_Work instruction_
Could you output all of the records below exactly as they appear?
--
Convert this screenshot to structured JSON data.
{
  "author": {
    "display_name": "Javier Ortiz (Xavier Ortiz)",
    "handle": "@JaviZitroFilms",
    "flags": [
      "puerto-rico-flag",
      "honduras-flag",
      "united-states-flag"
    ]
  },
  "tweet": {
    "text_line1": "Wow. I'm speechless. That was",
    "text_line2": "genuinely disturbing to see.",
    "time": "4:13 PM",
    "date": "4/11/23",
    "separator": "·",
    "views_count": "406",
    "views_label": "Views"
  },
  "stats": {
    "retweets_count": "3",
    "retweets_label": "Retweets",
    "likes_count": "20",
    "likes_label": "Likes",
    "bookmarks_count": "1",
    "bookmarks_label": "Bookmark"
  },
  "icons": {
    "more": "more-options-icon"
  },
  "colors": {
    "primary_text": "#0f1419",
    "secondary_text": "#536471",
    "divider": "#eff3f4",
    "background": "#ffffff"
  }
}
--
_Response for this exercise_
Convert this screenshot to structured JSON data.
{
  "author": {
    "display_name": "Javier Ortiz (Xavier Ortiz)",
    "handle": "@JaviZitroFilms",
    "flags": [
      "puerto-rico-flag",
      "honduras-flag",
      "united-states-flag"
    ]
  },
  "tweet": {
    "text_line1": "Wow. I'm speechless. That was",
    "text_line2": "genuinely disturbing to see.",
    "time": "4:13 PM",
    "date": "4/11/23",
    "separator": "·",
    "views_count": "406",
    "views_label": "Views"
  },
  "stats": {
    "retweets_count": "3",
    "retweets_label": "Retweets",
    "likes_count": "20",
    "likes_label": "Likes",
    "bookmarks_count": "1",
    "bookmarks_label": "Bookmark"
  },
  "icons": {
    "more": "more-options-icon"
  },
  "colors": {
    "primary_text": "#0f1419",
    "secondary_text": "#536471",
    "divider": "#eff3f4",
    "background": "#ffffff"
  }
}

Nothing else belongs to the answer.